Entries provided —

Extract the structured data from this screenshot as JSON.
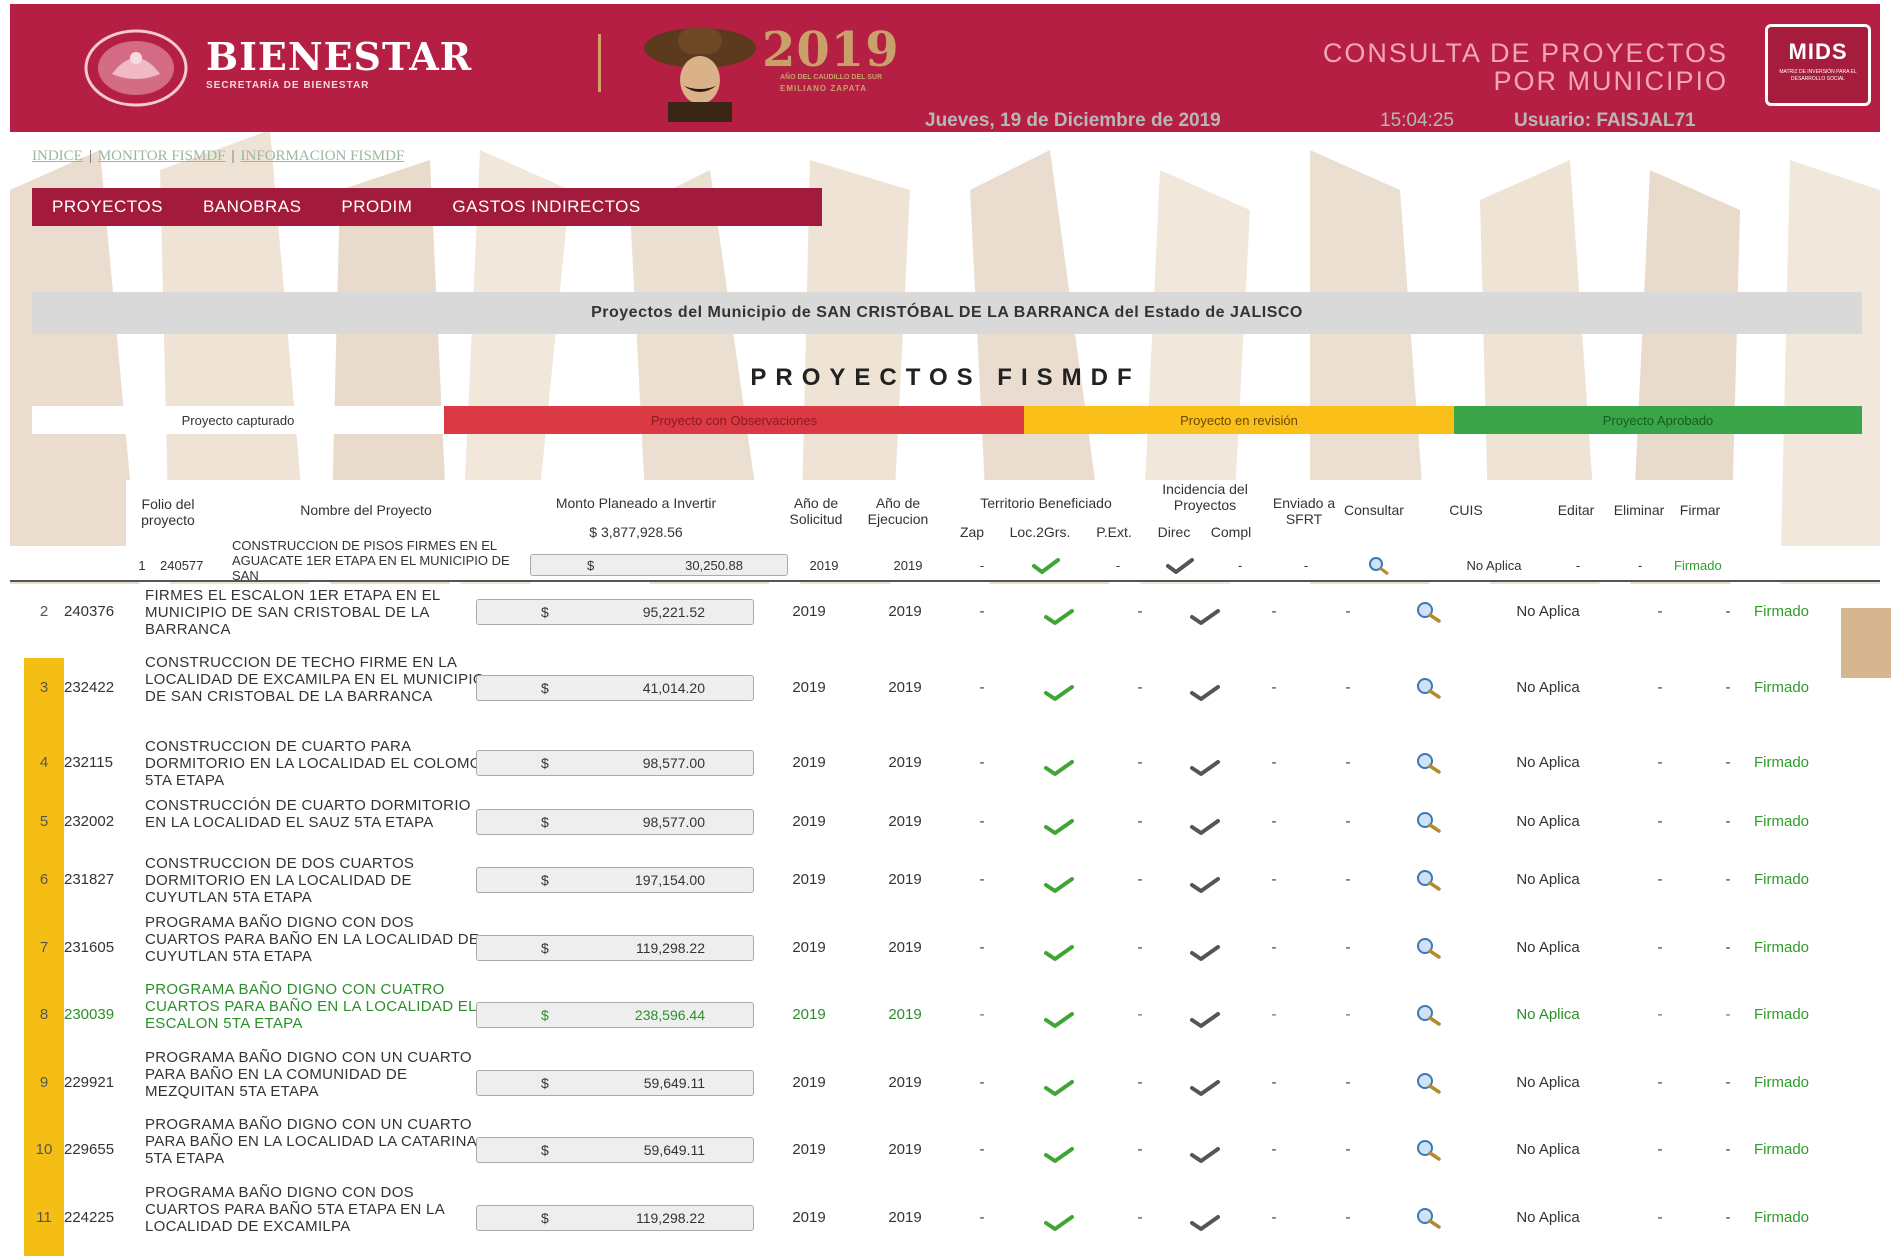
{
  "header": {
    "brand": "BIENESTAR",
    "brand_sub": "SECRETARÍA DE BIENESTAR",
    "year": "2019",
    "year_sub1": "AÑO DEL CAUDILLO DEL SUR",
    "year_sub2": "EMILIANO ZAPATA",
    "title_line1": "CONSULTA DE PROYECTOS",
    "title_line2": "POR MUNICIPIO",
    "mids_title": "MIDS",
    "mids_sub": "MATRIZ DE INVERSIÓN PARA EL DESARROLLO SOCIAL",
    "date": "Jueves, 19 de Diciembre de 2019",
    "time": "15:04:25",
    "user": "Usuario: FAISJAL71"
  },
  "links": [
    "INDICE",
    "MONITOR FISMDF",
    "INFORMACION FISMDF"
  ],
  "nav": [
    "PROYECTOS",
    "BANOBRAS",
    "PRODIM",
    "GASTOS INDIRECTOS"
  ],
  "banner": "Proyectos del Municipio de SAN CRISTÓBAL DE LA BARRANCA del Estado de JALISCO",
  "section_title": "PROYECTOS FISMDF",
  "legend": [
    {
      "label": "Proyecto capturado",
      "bg": "#ffffff",
      "fg": "#333333"
    },
    {
      "label": "Proyecto con Observaciones",
      "bg": "#db3a44",
      "fg": "#8b1a22"
    },
    {
      "label": "Proyecto en revisión",
      "bg": "#fbbf1a",
      "fg": "#6b4a00"
    },
    {
      "label": "Proyecto Aprobado",
      "bg": "#3aa548",
      "fg": "#155e1e"
    }
  ],
  "table_header": {
    "folio": "Folio del proyecto",
    "nombre": "Nombre del Proyecto",
    "monto": "Monto Planeado a Invertir",
    "total": "$ 3,877,928.56",
    "solicitud": "Año de Solicitud",
    "ejecucion": "Año de Ejecucion",
    "territorio": "Territorio Beneficiado",
    "zap": "Zap",
    "loc": "Loc.2Grs.",
    "pext": "P.Ext.",
    "incidencia": "Incidencia del Proyectos",
    "direc": "Direc",
    "compl": "Compl",
    "enviado": "Enviado a SFRT",
    "consultar": "Consultar",
    "cuis": "CUIS",
    "editar": "Editar",
    "eliminar": "Eliminar",
    "firmar": "Firmar"
  },
  "row1": {
    "num": "1",
    "folio": "240577",
    "name": "CONSTRUCCION DE PISOS FIRMES EN EL AGUACATE 1ER ETAPA EN EL MUNICIPIO DE SAN",
    "currency": "$",
    "amount": "30,250.88",
    "solicitud": "2019",
    "ejecucion": "2019",
    "zap": "-",
    "pext": "-",
    "compl": "-",
    "enviado": "-",
    "cuis": "No Aplica",
    "editar": "-",
    "eliminar": "-",
    "firmar": "Firmado"
  },
  "rows": [
    {
      "num": "2",
      "folio": "240376",
      "name": "FIRMES EL ESCALON 1ER ETAPA EN EL MUNICIPIO DE SAN CRISTOBAL DE LA BARRANCA",
      "currency": "$",
      "amount": "95,221.52",
      "solicitud": "2019",
      "ejecucion": "2019",
      "zap": "-",
      "pext": "-",
      "compl": "-",
      "enviado": "-",
      "cuis": "No Aplica",
      "editar": "-",
      "eliminar": "-",
      "firmar": "Firmado"
    },
    {
      "num": "3",
      "folio": "232422",
      "name": "CONSTRUCCION DE TECHO FIRME EN LA LOCALIDAD DE EXCAMILPA EN EL MUNICIPIO DE SAN CRISTOBAL DE LA BARRANCA",
      "currency": "$",
      "amount": "41,014.20",
      "solicitud": "2019",
      "ejecucion": "2019",
      "zap": "-",
      "pext": "-",
      "compl": "-",
      "enviado": "-",
      "cuis": "No Aplica",
      "editar": "-",
      "eliminar": "-",
      "firmar": "Firmado"
    },
    {
      "num": "4",
      "folio": "232115",
      "name": "CONSTRUCCION DE CUARTO PARA DORMITORIO EN LA LOCALIDAD EL COLOMO 5TA ETAPA",
      "currency": "$",
      "amount": "98,577.00",
      "solicitud": "2019",
      "ejecucion": "2019",
      "zap": "-",
      "pext": "-",
      "compl": "-",
      "enviado": "-",
      "cuis": "No Aplica",
      "editar": "-",
      "eliminar": "-",
      "firmar": "Firmado"
    },
    {
      "num": "5",
      "folio": "232002",
      "name": "CONSTRUCCIÓN DE CUARTO DORMITORIO EN LA LOCALIDAD EL SAUZ 5TA ETAPA",
      "currency": "$",
      "amount": "98,577.00",
      "solicitud": "2019",
      "ejecucion": "2019",
      "zap": "-",
      "pext": "-",
      "compl": "-",
      "enviado": "-",
      "cuis": "No Aplica",
      "editar": "-",
      "eliminar": "-",
      "firmar": "Firmado"
    },
    {
      "num": "6",
      "folio": "231827",
      "name": "CONSTRUCCION DE DOS CUARTOS DORMITORIO EN LA LOCALIDAD DE CUYUTLAN 5TA ETAPA",
      "currency": "$",
      "amount": "197,154.00",
      "solicitud": "2019",
      "ejecucion": "2019",
      "zap": "-",
      "pext": "-",
      "compl": "-",
      "enviado": "-",
      "cuis": "No Aplica",
      "editar": "-",
      "eliminar": "-",
      "firmar": "Firmado"
    },
    {
      "num": "7",
      "folio": "231605",
      "name": "PROGRAMA BAÑO DIGNO CON DOS CUARTOS PARA BAÑO EN LA LOCALIDAD DE CUYUTLAN 5TA ETAPA",
      "currency": "$",
      "amount": "119,298.22",
      "solicitud": "2019",
      "ejecucion": "2019",
      "zap": "-",
      "pext": "-",
      "compl": "-",
      "enviado": "-",
      "cuis": "No Aplica",
      "editar": "-",
      "eliminar": "-",
      "firmar": "Firmado"
    },
    {
      "num": "8",
      "folio": "230039",
      "name": "PROGRAMA BAÑO DIGNO CON CUATRO CUARTOS PARA BAÑO EN LA LOCALIDAD EL ESCALON 5TA ETAPA",
      "currency": "$",
      "amount": "238,596.44",
      "solicitud": "2019",
      "ejecucion": "2019",
      "zap": "-",
      "pext": "-",
      "compl": "-",
      "enviado": "-",
      "cuis": "No Aplica",
      "editar": "-",
      "eliminar": "-",
      "firmar": "Firmado",
      "green": true
    },
    {
      "num": "9",
      "folio": "229921",
      "name": "PROGRAMA BAÑO DIGNO CON UN CUARTO PARA BAÑO EN LA COMUNIDAD DE MEZQUITAN 5TA ETAPA",
      "currency": "$",
      "amount": "59,649.11",
      "solicitud": "2019",
      "ejecucion": "2019",
      "zap": "-",
      "pext": "-",
      "compl": "-",
      "enviado": "-",
      "cuis": "No Aplica",
      "editar": "-",
      "eliminar": "-",
      "firmar": "Firmado"
    },
    {
      "num": "10",
      "folio": "229655",
      "name": "PROGRAMA BAÑO DIGNO CON UN CUARTO PARA BAÑO EN LA LOCALIDAD LA CATARINA 5TA ETAPA",
      "currency": "$",
      "amount": "59,649.11",
      "solicitud": "2019",
      "ejecucion": "2019",
      "zap": "-",
      "pext": "-",
      "compl": "-",
      "enviado": "-",
      "cuis": "No Aplica",
      "editar": "-",
      "eliminar": "-",
      "firmar": "Firmado"
    },
    {
      "num": "11",
      "folio": "224225",
      "name": "PROGRAMA BAÑO DIGNO CON DOS CUARTOS PARA BAÑO 5TA ETAPA EN LA LOCALIDAD DE EXCAMILPA",
      "currency": "$",
      "amount": "119,298.22",
      "solicitud": "2019",
      "ejecucion": "2019",
      "zap": "-",
      "pext": "-",
      "compl": "-",
      "enviado": "-",
      "cuis": "No Aplica",
      "editar": "-",
      "eliminar": "-",
      "firmar": "Firmado"
    }
  ]
}
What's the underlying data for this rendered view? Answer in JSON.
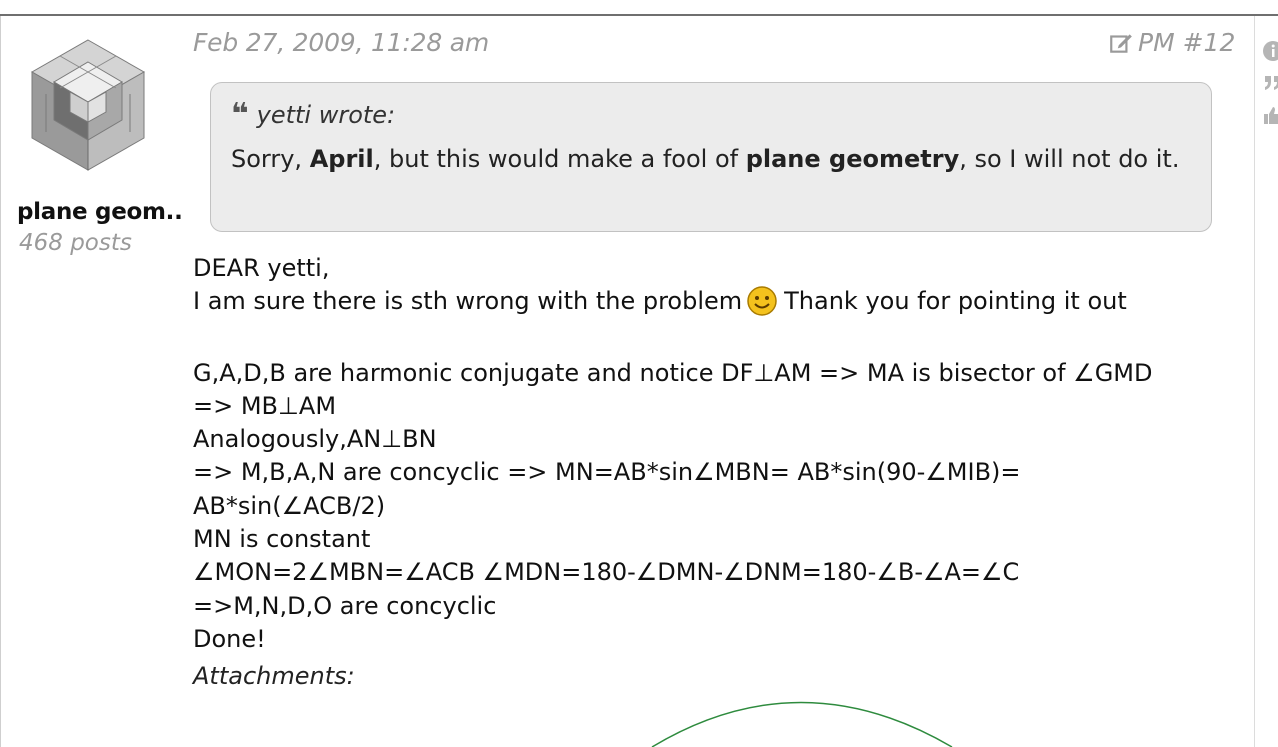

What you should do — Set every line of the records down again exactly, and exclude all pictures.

Answer to the exercise —
Extract the structured data from this screenshot as JSON.
{
  "header": {
    "brand": "BIENESTAR",
    "brand_sub": "SECRETARÍA DE BIENESTAR",
    "year": "2019",
    "year_sub1": "AÑO DEL CAUDILLO DEL SUR",
    "year_sub2": "EMILIANO ZAPATA",
    "title_line1": "CONSULTA DE PROYECTOS",
    "title_line2": "POR MUNICIPIO",
    "mids_title": "MIDS",
    "mids_sub": "MATRIZ DE INVERSIÓN PARA EL DESARROLLO SOCIAL",
    "date": "Jueves, 19 de Diciembre de 2019",
    "time": "15:04:25",
    "user": "Usuario: FAISJAL71"
  },
  "links": [
    "INDICE",
    "MONITOR FISMDF",
    "INFORMACION FISMDF"
  ],
  "nav": [
    "PROYECTOS",
    "BANOBRAS",
    "PRODIM",
    "GASTOS INDIRECTOS"
  ],
  "banner": "Proyectos del Municipio de SAN CRISTÓBAL DE LA BARRANCA del Estado de JALISCO",
  "section_title": "PROYECTOS FISMDF",
  "legend": [
    {
      "label": "Proyecto capturado",
      "bg": "#ffffff",
      "fg": "#333333"
    },
    {
      "label": "Proyecto con Observaciones",
      "bg": "#db3a44",
      "fg": "#8b1a22"
    },
    {
      "label": "Proyecto en revisión",
      "bg": "#fbbf1a",
      "fg": "#6b4a00"
    },
    {
      "label": "Proyecto Aprobado",
      "bg": "#3aa548",
      "fg": "#155e1e"
    }
  ],
  "table_header": {
    "folio": "Folio del proyecto",
    "nombre": "Nombre del Proyecto",
    "monto": "Monto Planeado a Invertir",
    "total": "$ 3,877,928.56",
    "solicitud": "Año de Solicitud",
    "ejecucion": "Año de Ejecucion",
    "territorio": "Territorio Beneficiado",
    "zap": "Zap",
    "loc": "Loc.2Grs.",
    "pext": "P.Ext.",
    "incidencia": "Incidencia del Proyectos",
    "direc": "Direc",
    "compl": "Compl",
    "enviado": "Enviado a SFRT",
    "consultar": "Consultar",
    "cuis": "CUIS",
    "editar": "Editar",
    "eliminar": "Eliminar",
    "firmar": "Firmar"
  },
  "row1": {
    "num": "1",
    "folio": "240577",
    "name": "CONSTRUCCION DE PISOS FIRMES EN EL AGUACATE 1ER ETAPA EN EL MUNICIPIO DE SAN",
    "currency": "$",
    "amount": "30,250.88",
    "solicitud": "2019",
    "ejecucion": "2019",
    "zap": "-",
    "pext": "-",
    "compl": "-",
    "enviado": "-",
    "cuis": "No Aplica",
    "editar": "-",
    "eliminar": "-",
    "firmar": "Firmado"
  },
  "rows": [
    {
      "num": "2",
      "folio": "240376",
      "name": "FIRMES EL ESCALON 1ER ETAPA EN EL MUNICIPIO DE SAN CRISTOBAL DE LA BARRANCA",
      "currency": "$",
      "amount": "95,221.52",
      "solicitud": "2019",
      "ejecucion": "2019",
      "zap": "-",
      "pext": "-",
      "compl": "-",
      "enviado": "-",
      "cuis": "No Aplica",
      "editar": "-",
      "eliminar": "-",
      "firmar": "Firmado"
    },
    {
      "num": "3",
      "folio": "232422",
      "name": "CONSTRUCCION DE TECHO FIRME EN LA LOCALIDAD DE EXCAMILPA EN EL MUNICIPIO DE SAN CRISTOBAL DE LA BARRANCA",
      "currency": "$",
      "amount": "41,014.20",
      "solicitud": "2019",
      "ejecucion": "2019",
      "zap": "-",
      "pext": "-",
      "compl": "-",
      "enviado": "-",
      "cuis": "No Aplica",
      "editar": "-",
      "eliminar": "-",
      "firmar": "Firmado"
    },
    {
      "num": "4",
      "folio": "232115",
      "name": "CONSTRUCCION DE CUARTO PARA DORMITORIO EN LA LOCALIDAD EL COLOMO 5TA ETAPA",
      "currency": "$",
      "amount": "98,577.00",
      "solicitud": "2019",
      "ejecucion": "2019",
      "zap": "-",
      "pext": "-",
      "compl": "-",
      "enviado": "-",
      "cuis": "No Aplica",
      "editar": "-",
      "eliminar": "-",
      "firmar": "Firmado"
    },
    {
      "num": "5",
      "folio": "232002",
      "name": "CONSTRUCCIÓN DE CUARTO DORMITORIO EN LA LOCALIDAD EL SAUZ 5TA ETAPA",
      "currency": "$",
      "amount": "98,577.00",
      "solicitud": "2019",
      "ejecucion": "2019",
      "zap": "-",
      "pext": "-",
      "compl": "-",
      "enviado": "-",
      "cuis": "No Aplica",
      "editar": "-",
      "eliminar": "-",
      "firmar": "Firmado"
    },
    {
      "num": "6",
      "folio": "231827",
      "name": "CONSTRUCCION DE DOS CUARTOS DORMITORIO EN LA LOCALIDAD DE CUYUTLAN 5TA ETAPA",
      "currency": "$",
      "amount": "197,154.00",
      "solicitud": "2019",
      "ejecucion": "2019",
      "zap": "-",
      "pext": "-",
      "compl": "-",
      "enviado": "-",
      "cuis": "No Aplica",
      "editar": "-",
      "eliminar": "-",
      "firmar": "Firmado"
    },
    {
      "num": "7",
      "folio": "231605",
      "name": "PROGRAMA BAÑO DIGNO CON DOS CUARTOS PARA BAÑO EN LA LOCALIDAD DE CUYUTLAN 5TA ETAPA",
      "currency": "$",
      "amount": "119,298.22",
      "solicitud": "2019",
      "ejecucion": "2019",
      "zap": "-",
      "pext": "-",
      "compl": "-",
      "enviado": "-",
      "cuis": "No Aplica",
      "editar": "-",
      "eliminar": "-",
      "firmar": "Firmado"
    },
    {
      "num": "8",
      "folio": "230039",
      "name": "PROGRAMA BAÑO DIGNO CON CUATRO CUARTOS PARA BAÑO EN LA LOCALIDAD EL ESCALON 5TA ETAPA",
      "currency": "$",
      "amount": "238,596.44",
      "solicitud": "2019",
      "ejecucion": "2019",
      "zap": "-",
      "pext": "-",
      "compl": "-",
      "enviado": "-",
      "cuis": "No Aplica",
      "editar": "-",
      "eliminar": "-",
      "firmar": "Firmado",
      "green": true
    },
    {
      "num": "9",
      "folio": "229921",
      "name": "PROGRAMA BAÑO DIGNO CON UN CUARTO PARA BAÑO EN LA COMUNIDAD DE MEZQUITAN 5TA ETAPA",
      "currency": "$",
      "amount": "59,649.11",
      "solicitud": "2019",
      "ejecucion": "2019",
      "zap": "-",
      "pext": "-",
      "compl": "-",
      "enviado": "-",
      "cuis": "No Aplica",
      "editar": "-",
      "eliminar": "-",
      "firmar": "Firmado"
    },
    {
      "num": "10",
      "folio": "229655",
      "name": "PROGRAMA BAÑO DIGNO CON UN CUARTO PARA BAÑO EN LA LOCALIDAD LA CATARINA 5TA ETAPA",
      "currency": "$",
      "amount": "59,649.11",
      "solicitud": "2019",
      "ejecucion": "2019",
      "zap": "-",
      "pext": "-",
      "compl": "-",
      "enviado": "-",
      "cuis": "No Aplica",
      "editar": "-",
      "eliminar": "-",
      "firmar": "Firmado"
    },
    {
      "num": "11",
      "folio": "224225",
      "name": "PROGRAMA BAÑO DIGNO CON DOS CUARTOS PARA BAÑO 5TA ETAPA EN LA LOCALIDAD DE EXCAMILPA",
      "currency": "$",
      "amount": "119,298.22",
      "solicitud": "2019",
      "ejecucion": "2019",
      "zap": "-",
      "pext": "-",
      "compl": "-",
      "enviado": "-",
      "cuis": "No Aplica",
      "editar": "-",
      "eliminar": "-",
      "firmar": "Firmado"
    }
  ]
}
What's the underlying data for this rendered view? Answer in JSON.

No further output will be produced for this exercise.